| MATERIAL SUPPLIED |
****************************************
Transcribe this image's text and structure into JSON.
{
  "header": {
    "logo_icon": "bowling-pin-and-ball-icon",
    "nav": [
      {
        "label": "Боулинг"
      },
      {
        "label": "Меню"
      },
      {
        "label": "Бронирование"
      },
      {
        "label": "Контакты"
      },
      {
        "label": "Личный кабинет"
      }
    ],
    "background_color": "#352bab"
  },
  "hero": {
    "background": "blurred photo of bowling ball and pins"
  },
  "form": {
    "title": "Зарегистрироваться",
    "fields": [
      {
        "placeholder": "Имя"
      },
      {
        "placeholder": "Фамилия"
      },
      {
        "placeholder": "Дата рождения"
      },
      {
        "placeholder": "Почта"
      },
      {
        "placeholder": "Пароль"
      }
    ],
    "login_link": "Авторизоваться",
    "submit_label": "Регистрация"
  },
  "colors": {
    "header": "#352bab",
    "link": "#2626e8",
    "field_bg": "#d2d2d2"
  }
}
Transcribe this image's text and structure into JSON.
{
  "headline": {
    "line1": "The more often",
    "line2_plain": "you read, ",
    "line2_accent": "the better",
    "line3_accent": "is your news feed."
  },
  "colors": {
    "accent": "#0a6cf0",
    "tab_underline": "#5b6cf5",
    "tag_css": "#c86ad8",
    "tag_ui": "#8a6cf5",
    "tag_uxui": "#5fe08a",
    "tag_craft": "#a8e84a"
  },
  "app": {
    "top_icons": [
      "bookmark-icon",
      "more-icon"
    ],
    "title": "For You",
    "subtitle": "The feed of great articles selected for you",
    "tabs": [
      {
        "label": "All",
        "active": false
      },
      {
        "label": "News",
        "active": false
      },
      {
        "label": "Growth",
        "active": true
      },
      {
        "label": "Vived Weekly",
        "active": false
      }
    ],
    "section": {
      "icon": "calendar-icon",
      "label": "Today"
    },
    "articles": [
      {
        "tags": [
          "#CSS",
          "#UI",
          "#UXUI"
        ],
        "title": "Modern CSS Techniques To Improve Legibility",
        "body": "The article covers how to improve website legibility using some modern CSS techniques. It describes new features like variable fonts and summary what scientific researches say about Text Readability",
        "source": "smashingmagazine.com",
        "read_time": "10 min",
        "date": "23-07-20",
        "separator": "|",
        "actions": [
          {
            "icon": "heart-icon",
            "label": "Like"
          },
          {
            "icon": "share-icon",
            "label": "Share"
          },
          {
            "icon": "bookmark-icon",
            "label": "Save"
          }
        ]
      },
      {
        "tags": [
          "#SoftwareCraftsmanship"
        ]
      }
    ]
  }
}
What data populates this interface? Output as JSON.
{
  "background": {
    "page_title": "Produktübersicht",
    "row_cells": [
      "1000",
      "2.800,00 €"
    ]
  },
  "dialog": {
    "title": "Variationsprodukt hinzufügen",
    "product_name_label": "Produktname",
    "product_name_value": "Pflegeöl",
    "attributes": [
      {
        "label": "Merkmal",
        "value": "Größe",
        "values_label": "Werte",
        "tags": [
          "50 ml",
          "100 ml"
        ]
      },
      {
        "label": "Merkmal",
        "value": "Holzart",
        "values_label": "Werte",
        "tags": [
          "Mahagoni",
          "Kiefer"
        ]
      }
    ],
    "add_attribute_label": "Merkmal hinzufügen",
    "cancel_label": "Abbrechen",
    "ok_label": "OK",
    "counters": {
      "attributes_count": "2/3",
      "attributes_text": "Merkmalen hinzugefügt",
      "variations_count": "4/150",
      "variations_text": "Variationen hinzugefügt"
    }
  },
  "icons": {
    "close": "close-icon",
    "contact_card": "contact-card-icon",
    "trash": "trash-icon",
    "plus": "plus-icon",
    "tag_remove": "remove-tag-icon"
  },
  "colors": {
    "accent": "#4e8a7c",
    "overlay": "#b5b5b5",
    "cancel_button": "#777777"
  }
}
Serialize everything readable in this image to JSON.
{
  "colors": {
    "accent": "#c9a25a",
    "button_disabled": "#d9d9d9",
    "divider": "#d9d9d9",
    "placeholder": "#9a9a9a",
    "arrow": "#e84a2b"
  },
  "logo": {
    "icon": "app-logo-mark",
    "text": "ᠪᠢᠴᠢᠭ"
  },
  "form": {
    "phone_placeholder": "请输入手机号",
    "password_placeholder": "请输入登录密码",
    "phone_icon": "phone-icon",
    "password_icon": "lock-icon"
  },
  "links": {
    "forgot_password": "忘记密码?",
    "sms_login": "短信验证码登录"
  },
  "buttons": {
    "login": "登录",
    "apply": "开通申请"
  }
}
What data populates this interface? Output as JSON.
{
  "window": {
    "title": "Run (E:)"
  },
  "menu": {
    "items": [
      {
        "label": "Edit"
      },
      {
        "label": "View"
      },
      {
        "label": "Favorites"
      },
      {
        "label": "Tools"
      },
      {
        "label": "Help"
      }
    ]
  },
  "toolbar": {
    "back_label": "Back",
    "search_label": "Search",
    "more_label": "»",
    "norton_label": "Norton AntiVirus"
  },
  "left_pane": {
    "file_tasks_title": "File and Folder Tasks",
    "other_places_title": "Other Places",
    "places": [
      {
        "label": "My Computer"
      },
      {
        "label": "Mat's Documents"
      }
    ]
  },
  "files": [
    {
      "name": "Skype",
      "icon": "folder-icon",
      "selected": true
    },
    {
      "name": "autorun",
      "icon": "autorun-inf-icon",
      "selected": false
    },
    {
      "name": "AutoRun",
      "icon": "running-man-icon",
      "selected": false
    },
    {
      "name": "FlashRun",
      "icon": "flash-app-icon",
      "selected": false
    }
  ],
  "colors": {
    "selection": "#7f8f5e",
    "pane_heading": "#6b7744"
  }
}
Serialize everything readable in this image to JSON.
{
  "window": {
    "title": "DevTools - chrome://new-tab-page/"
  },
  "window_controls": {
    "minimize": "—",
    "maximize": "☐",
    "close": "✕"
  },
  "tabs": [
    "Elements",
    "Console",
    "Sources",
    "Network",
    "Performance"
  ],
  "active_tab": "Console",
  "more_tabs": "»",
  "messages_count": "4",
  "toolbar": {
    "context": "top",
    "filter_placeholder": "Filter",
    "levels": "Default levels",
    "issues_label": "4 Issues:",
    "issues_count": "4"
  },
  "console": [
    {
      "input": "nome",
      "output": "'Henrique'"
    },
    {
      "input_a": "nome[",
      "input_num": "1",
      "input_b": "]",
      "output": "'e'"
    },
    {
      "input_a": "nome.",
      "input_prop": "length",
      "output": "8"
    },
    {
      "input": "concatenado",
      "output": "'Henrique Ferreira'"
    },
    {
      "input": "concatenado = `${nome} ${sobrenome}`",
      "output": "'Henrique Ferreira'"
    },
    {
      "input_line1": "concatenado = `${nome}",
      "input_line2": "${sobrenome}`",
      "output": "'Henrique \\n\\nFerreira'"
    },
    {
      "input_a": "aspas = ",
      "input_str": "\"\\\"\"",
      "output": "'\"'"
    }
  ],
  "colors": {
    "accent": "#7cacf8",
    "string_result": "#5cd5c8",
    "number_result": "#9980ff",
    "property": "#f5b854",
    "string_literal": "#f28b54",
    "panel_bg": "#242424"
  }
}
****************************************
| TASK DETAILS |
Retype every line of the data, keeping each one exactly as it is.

| OUTPUT FOR THIS TASK |
Transcribe this image's text and structure into JSON.
{
  "header": {
    "logo_icon": "bowling-pin-and-ball-icon",
    "nav": [
      {
        "label": "Боулинг"
      },
      {
        "label": "Меню"
      },
      {
        "label": "Бронирование"
      },
      {
        "label": "Контакты"
      },
      {
        "label": "Личный кабинет"
      }
    ],
    "background_color": "#352bab"
  },
  "hero": {
    "background": "blurred photo of bowling ball and pins"
  },
  "form": {
    "title": "Зарегистрироваться",
    "fields": [
      {
        "placeholder": "Имя"
      },
      {
        "placeholder": "Фамилия"
      },
      {
        "placeholder": "Дата рождения"
      },
      {
        "placeholder": "Почта"
      },
      {
        "placeholder": "Пароль"
      }
    ],
    "login_link": "Авторизоваться",
    "submit_label": "Регистрация"
  },
  "colors": {
    "header": "#352bab",
    "link": "#2626e8",
    "field_bg": "#d2d2d2"
  }
}
Transcribe this image's text and structure into JSON.
{
  "headline": {
    "line1": "The more often",
    "line2_plain": "you read, ",
    "line2_accent": "the better",
    "line3_accent": "is your news feed."
  },
  "colors": {
    "accent": "#0a6cf0",
    "tab_underline": "#5b6cf5",
    "tag_css": "#c86ad8",
    "tag_ui": "#8a6cf5",
    "tag_uxui": "#5fe08a",
    "tag_craft": "#a8e84a"
  },
  "app": {
    "top_icons": [
      "bookmark-icon",
      "more-icon"
    ],
    "title": "For You",
    "subtitle": "The feed of great articles selected for you",
    "tabs": [
      {
        "label": "All",
        "active": false
      },
      {
        "label": "News",
        "active": false
      },
      {
        "label": "Growth",
        "active": true
      },
      {
        "label": "Vived Weekly",
        "active": false
      }
    ],
    "section": {
      "icon": "calendar-icon",
      "label": "Today"
    },
    "articles": [
      {
        "tags": [
          "#CSS",
          "#UI",
          "#UXUI"
        ],
        "title": "Modern CSS Techniques To Improve Legibility",
        "body": "The article covers how to improve website legibility using some modern CSS techniques. It describes new features like variable fonts and summary what scientific researches say about Text Readability",
        "source": "smashingmagazine.com",
        "read_time": "10 min",
        "date": "23-07-20",
        "separator": "|",
        "actions": [
          {
            "icon": "heart-icon",
            "label": "Like"
          },
          {
            "icon": "share-icon",
            "label": "Share"
          },
          {
            "icon": "bookmark-icon",
            "label": "Save"
          }
        ]
      },
      {
        "tags": [
          "#SoftwareCraftsmanship"
        ]
      }
    ]
  }
}
What data populates this interface? Output as JSON.
{
  "background": {
    "page_title": "Produktübersicht",
    "row_cells": [
      "1000",
      "2.800,00 €"
    ]
  },
  "dialog": {
    "title": "Variationsprodukt hinzufügen",
    "product_name_label": "Produktname",
    "product_name_value": "Pflegeöl",
    "attributes": [
      {
        "label": "Merkmal",
        "value": "Größe",
        "values_label": "Werte",
        "tags": [
          "50 ml",
          "100 ml"
        ]
      },
      {
        "label": "Merkmal",
        "value": "Holzart",
        "values_label": "Werte",
        "tags": [
          "Mahagoni",
          "Kiefer"
        ]
      }
    ],
    "add_attribute_label": "Merkmal hinzufügen",
    "cancel_label": "Abbrechen",
    "ok_label": "OK",
    "counters": {
      "attributes_count": "2/3",
      "attributes_text": "Merkmalen hinzugefügt",
      "variations_count": "4/150",
      "variations_text": "Variationen hinzugefügt"
    }
  },
  "icons": {
    "close": "close-icon",
    "contact_card": "contact-card-icon",
    "trash": "trash-icon",
    "plus": "plus-icon",
    "tag_remove": "remove-tag-icon"
  },
  "colors": {
    "accent": "#4e8a7c",
    "overlay": "#b5b5b5",
    "cancel_button": "#777777"
  }
}
Serialize everything readable in this image to JSON.
{
  "colors": {
    "accent": "#c9a25a",
    "button_disabled": "#d9d9d9",
    "divider": "#d9d9d9",
    "placeholder": "#9a9a9a",
    "arrow": "#e84a2b"
  },
  "logo": {
    "icon": "app-logo-mark",
    "text": "ᠪᠢᠴᠢᠭ"
  },
  "form": {
    "phone_placeholder": "请输入手机号",
    "password_placeholder": "请输入登录密码",
    "phone_icon": "phone-icon",
    "password_icon": "lock-icon"
  },
  "links": {
    "forgot_password": "忘记密码?",
    "sms_login": "短信验证码登录"
  },
  "buttons": {
    "login": "登录",
    "apply": "开通申请"
  }
}
What data populates this interface? Output as JSON.
{
  "window": {
    "title": "Run (E:)"
  },
  "menu": {
    "items": [
      {
        "label": "Edit"
      },
      {
        "label": "View"
      },
      {
        "label": "Favorites"
      },
      {
        "label": "Tools"
      },
      {
        "label": "Help"
      }
    ]
  },
  "toolbar": {
    "back_label": "Back",
    "search_label": "Search",
    "more_label": "»",
    "norton_label": "Norton AntiVirus"
  },
  "left_pane": {
    "file_tasks_title": "File and Folder Tasks",
    "other_places_title": "Other Places",
    "places": [
      {
        "label": "My Computer"
      },
      {
        "label": "Mat's Documents"
      }
    ]
  },
  "files": [
    {
      "name": "Skype",
      "icon": "folder-icon",
      "selected": true
    },
    {
      "name": "autorun",
      "icon": "autorun-inf-icon",
      "selected": false
    },
    {
      "name": "AutoRun",
      "icon": "running-man-icon",
      "selected": false
    },
    {
      "name": "FlashRun",
      "icon": "flash-app-icon",
      "selected": false
    }
  ],
  "colors": {
    "selection": "#7f8f5e",
    "pane_heading": "#6b7744"
  }
}
Serialize everything readable in this image to JSON.
{
  "window": {
    "title": "DevTools - chrome://new-tab-page/"
  },
  "window_controls": {
    "minimize": "—",
    "maximize": "☐",
    "close": "✕"
  },
  "tabs": [
    "Elements",
    "Console",
    "Sources",
    "Network",
    "Performance"
  ],
  "active_tab": "Console",
  "more_tabs": "»",
  "messages_count": "4",
  "toolbar": {
    "context": "top",
    "filter_placeholder": "Filter",
    "levels": "Default levels",
    "issues_label": "4 Issues:",
    "issues_count": "4"
  },
  "console": [
    {
      "input": "nome",
      "output": "'Henrique'"
    },
    {
      "input_a": "nome[",
      "input_num": "1",
      "input_b": "]",
      "output": "'e'"
    },
    {
      "input_a": "nome.",
      "input_prop": "length",
      "output": "8"
    },
    {
      "input": "concatenado",
      "output": "'Henrique Ferreira'"
    },
    {
      "input": "concatenado = `${nome} ${sobrenome}`",
      "output": "'Henrique Ferreira'"
    },
    {
      "input_line1": "concatenado = `${nome}",
      "input_line2": "${sobrenome}`",
      "output": "'Henrique \\n\\nFerreira'"
    },
    {
      "input_a": "aspas = ",
      "input_str": "\"\\\"\"",
      "output": "'\"'"
    }
  ],
  "colors": {
    "accent": "#7cacf8",
    "string_result": "#5cd5c8",
    "number_result": "#9980ff",
    "property": "#f5b854",
    "string_literal": "#f28b54",
    "panel_bg": "#242424"
  }
}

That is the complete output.